Ken Fern leads us through a garden of improbable delights - cold climate yams five feet long, edible fuschia fruits, trees laden with delicious berries all through the winter, leaves and flowers with the most subtle and astonishing flavours. It shows us how to use land more efficiently and sustainably than ever before, and it brings to our sadly limited cuisine a vast new range of remarkable foods, all around the year. It is, in short, the first shot in an impending horticultural revolution. The result of an insatiable curiosity and years of painstaking research, this book is comparable in stature only to the works of Evelyn and Culpeper. --George Monbiot

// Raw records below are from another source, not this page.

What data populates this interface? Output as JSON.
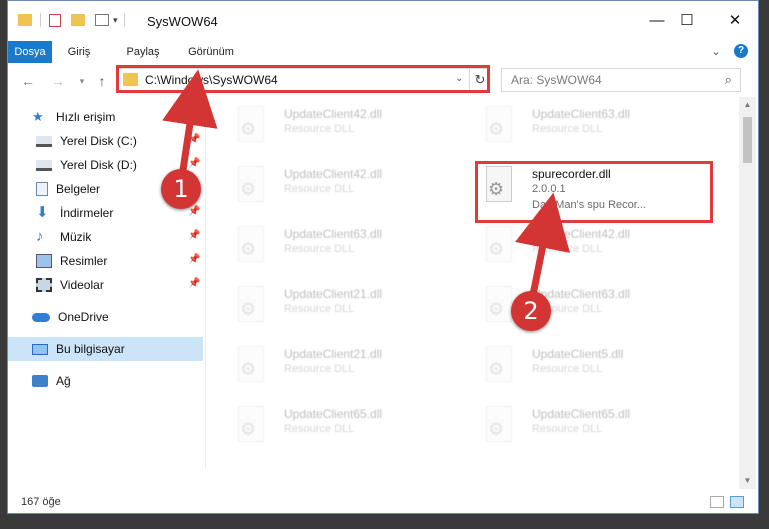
{
  "window": {
    "title": "SysWOW64",
    "minimize": "—",
    "maximize": "☐",
    "close": "✕"
  },
  "ribbon": {
    "tabs": [
      "Dosya",
      "Giriş",
      "Paylaş",
      "Görünüm"
    ],
    "collapse": "⌄",
    "help": "?"
  },
  "address": {
    "path": "C:\\Windows\\SysWOW64",
    "search_placeholder": "Ara: SysWOW64"
  },
  "nav": {
    "quick_access": "Hızlı erişim",
    "items": [
      {
        "label": "Yerel Disk (C:)",
        "icon": "drive-icon"
      },
      {
        "label": "Yerel Disk (D:)",
        "icon": "drive-icon"
      },
      {
        "label": "Belgeler",
        "icon": "documents-icon"
      },
      {
        "label": "İndirmeler",
        "icon": "downloads-icon"
      },
      {
        "label": "Müzik",
        "icon": "music-icon"
      },
      {
        "label": "Resimler",
        "icon": "pictures-icon"
      },
      {
        "label": "Videolar",
        "icon": "videos-icon"
      }
    ],
    "onedrive": "OneDrive",
    "this_pc": "Bu bilgisayar",
    "network": "Ağ"
  },
  "files": [
    {
      "name": "UpdateClient42.dll",
      "type": "Resource DLL"
    },
    {
      "name": "UpdateClient63.dll",
      "type": "Resource DLL"
    },
    {
      "name": "UpdateClient42.dll",
      "type": "Resource DLL"
    },
    {
      "name": "spurecorder.dll",
      "version": "2.0.0.1",
      "desc": "DarkMan's spu Recor..."
    },
    {
      "name": "UpdateClient63.dll",
      "type": "Resource DLL"
    },
    {
      "name": "UpdateClient42.dll",
      "type": "Resource DLL"
    },
    {
      "name": "UpdateClient21.dll",
      "type": "Resource DLL"
    },
    {
      "name": "UpdateClient63.dll",
      "type": "Resource DLL"
    },
    {
      "name": "UpdateClient21.dll",
      "type": "Resource DLL"
    },
    {
      "name": "UpdateClient5.dll",
      "type": "Resource DLL"
    },
    {
      "name": "UpdateClient65.dll",
      "type": "Resource DLL"
    },
    {
      "name": "UpdateClient65.dll",
      "type": "Resource DLL"
    }
  ],
  "status": {
    "count": "167 öğe"
  },
  "annotations": [
    "1",
    "2"
  ],
  "colors": {
    "accent": "#1979ca",
    "highlight": "#e23a3a",
    "selected": "#cce4f7"
  }
}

Ken's enthusiasm and pertinent, honest observations make his writing as easily digested as the edible plants he loves. I'm delighted that this treasure trove of information has been marshalled between book covers and so made more accessible and preserved for future generations. --Joy Larkcom
In the 1970s British bus driver Ken Fern went back to the land. Twenty-five years later he published the first edition of this now-revised compendium, a catalog and guide to a staggering number of mostly-perennial plants that can be harvested for food and other uses. Literally, thousands of seed, root, fruit, flower and leaf crops from a range of bulbs, trees, shrubs, climbers, bamboos, water plants and more. While much of the info from the book is available online, the printed format can be easier to peruse and digest. There are sections on 'green manures' and how to mulch with cardboard boxes or newspaper and straw, as well as how to make a pond. Despite all the ideas and potential outlined in the book, the final chapter, 'Future Possibilities', truly emphasizes the magical allure of cultivation and experimentation. --Steven Leckart, Cool Tools
From the Publisher
This book contains information on a great many alternative food plants and otherwise useful plants. It also offers alternative methods of growing these plants in ways that are in harmony with the local environment and can help to improve the overall health of the planet.
Whilst many of the plants discussed here are reasonably well known in this country (even if their uses are not so well known), a number of the plants are much more experimental in their nature.
It is hoped that the book will stimulate interest in these plants and help people to increase the range of foods in their diet. It is also hoped that it will encourage people to experiment with some of the plants in this book and thereby help us to increase our knowledge of them.